Rancho la Azufrosa, Aldama, Tamaulipas, Mexico
Reporting from Zacaton Basecamp
We awoke early to the knowledge that the bot was dead until we resolved the disconnect board issue. John Kerr began a continuous stream of emails with Nigel Jones back in the states while Vickie Siegel, myself, and two visitors coming north from the 2007 Tabasco caving expedition made our way into Aldama (the nearest town) in search of a Mexican cell phone to see if we could get voice communications out from the ranch. We considered Skype but it doesn’t work well when run off satellite relay (we were using a customized version of a HughesNet link).
Above: Nacho, the main ranch hand at Rancho la Azufrosa, brings over one of many loads of sand used to level out the “bot garage” so that sheets of plywood could be laid down to serve as a surface for maneuvering the bot (it’s lower orange frame rides on four heavy shop casters, but these need a flat surface to work on.

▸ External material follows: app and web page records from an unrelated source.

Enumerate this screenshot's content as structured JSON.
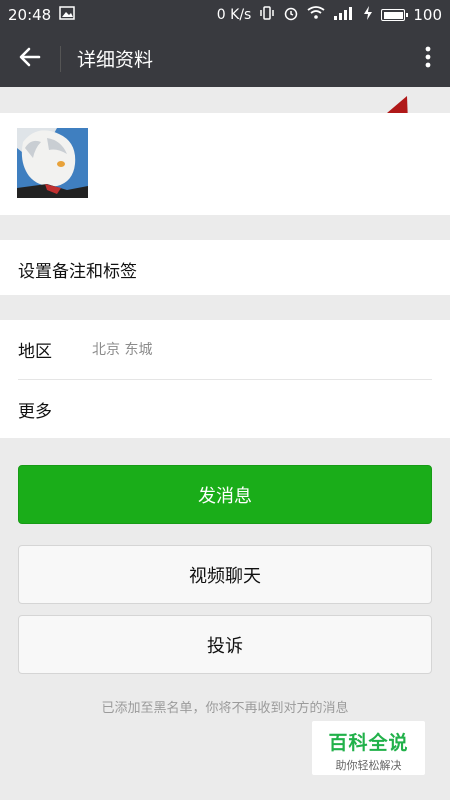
{
  "status_bar": {
    "time": "20:48",
    "speed": "0 K/s",
    "battery": "100"
  },
  "header": {
    "title": "详细资料",
    "back_icon": "arrow-left-icon",
    "more_icon": "more-vertical-icon"
  },
  "profile": {
    "avatar": "anime-avatar"
  },
  "remark": {
    "label": "设置备注和标签"
  },
  "info": {
    "region_label": "地区",
    "region_value": "北京  东城",
    "more_label": "更多"
  },
  "actions": {
    "send_message": "发消息",
    "video_chat": "视频聊天",
    "report": "投诉"
  },
  "notice": "已添加至黑名单，你将不再收到对方的消息",
  "watermark": {
    "main": "百科全说",
    "sub": "助你轻松解决"
  },
  "colors": {
    "header_bg": "#393a3f",
    "primary_green": "#1aad19",
    "page_bg": "#ebebeb",
    "annotation_red": "#b01818"
  }
}
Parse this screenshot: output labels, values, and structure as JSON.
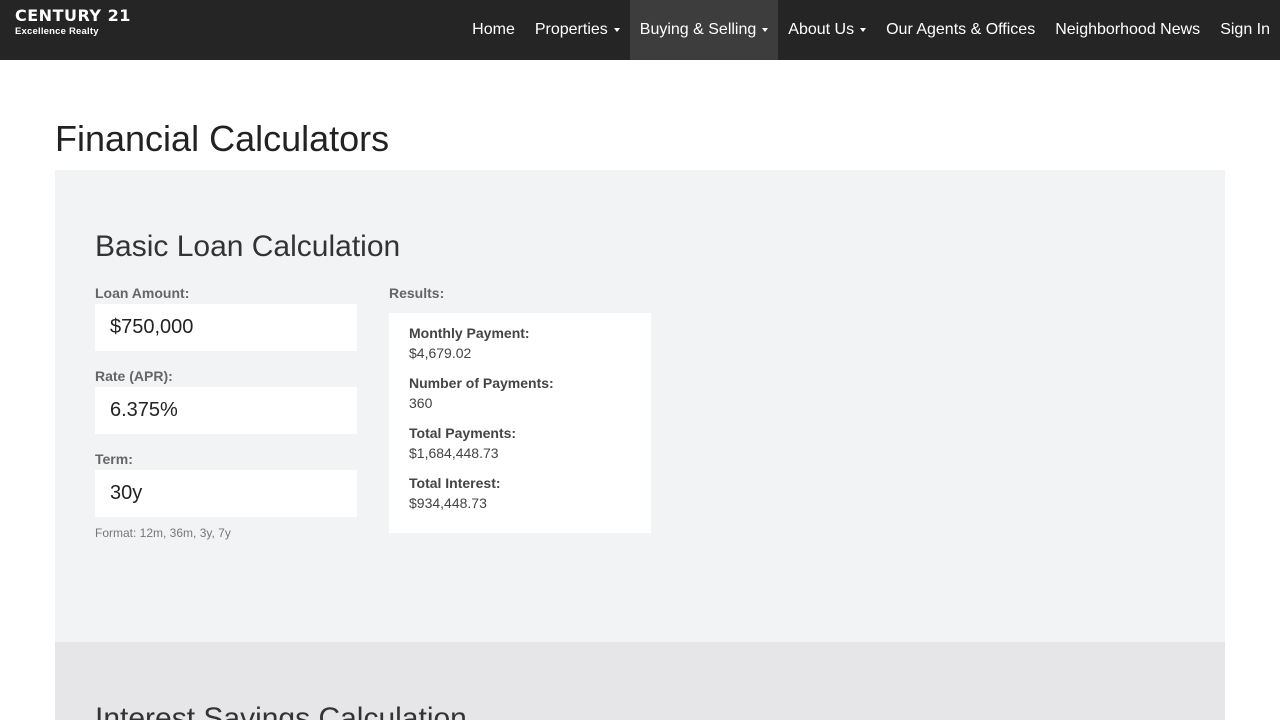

So off we went while John continued his asynchronous stream of emails with Nigel (our lead embedded systems electrical engineer). A plan was developed to produce more boards. Component parts were FedExed to Jones and he spent most of the day assembling the prototype boards – a tedious process that involved placing 2×3 mm surface mount chips on the board and using a large magnifying lens to help with guiding a fine point soldering iron to get all the chip pins properly soldered to their respective pads on the board. Nigel also programmed the onboard logic chips and then re-FedExed them to Harlingen, Texas where, if all went according to plan, they would be picked up by Marcus Gary who was due to begin driving back on February 2.
Above: John Kerr debugs the disconnect board following email discussions with Nigel Jones.